> **Work task**:
For the listing below, show each line that includes the string "Énergies".

> **Dataset records**:
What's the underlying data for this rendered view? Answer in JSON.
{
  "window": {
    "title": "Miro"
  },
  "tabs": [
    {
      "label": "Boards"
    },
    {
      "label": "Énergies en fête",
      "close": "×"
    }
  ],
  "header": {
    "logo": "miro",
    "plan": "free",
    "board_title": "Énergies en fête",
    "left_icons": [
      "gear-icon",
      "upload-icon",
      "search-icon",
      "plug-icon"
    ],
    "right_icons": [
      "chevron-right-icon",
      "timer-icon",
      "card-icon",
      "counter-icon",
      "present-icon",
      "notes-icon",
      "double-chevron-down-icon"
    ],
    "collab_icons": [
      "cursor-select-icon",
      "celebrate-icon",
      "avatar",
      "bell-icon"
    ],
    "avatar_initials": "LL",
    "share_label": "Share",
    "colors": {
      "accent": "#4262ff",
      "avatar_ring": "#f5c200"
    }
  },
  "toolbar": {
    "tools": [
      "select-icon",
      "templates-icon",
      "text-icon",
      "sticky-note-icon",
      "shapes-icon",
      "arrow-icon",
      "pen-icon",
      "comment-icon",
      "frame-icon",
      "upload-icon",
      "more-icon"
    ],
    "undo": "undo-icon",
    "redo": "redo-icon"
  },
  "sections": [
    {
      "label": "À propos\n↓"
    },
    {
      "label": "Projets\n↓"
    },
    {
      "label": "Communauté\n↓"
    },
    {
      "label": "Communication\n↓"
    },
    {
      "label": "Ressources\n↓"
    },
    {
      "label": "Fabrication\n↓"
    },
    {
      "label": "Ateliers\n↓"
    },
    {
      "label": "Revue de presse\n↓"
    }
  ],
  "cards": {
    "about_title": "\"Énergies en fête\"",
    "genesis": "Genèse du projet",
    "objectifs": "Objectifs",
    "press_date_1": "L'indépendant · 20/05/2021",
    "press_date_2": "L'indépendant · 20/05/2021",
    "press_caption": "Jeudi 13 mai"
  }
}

> **Result for this exercise**:
      "label": "Énergies en fête",
    "board_title": "Énergies en fête",
    "about_title": "\"Énergies en fête\"",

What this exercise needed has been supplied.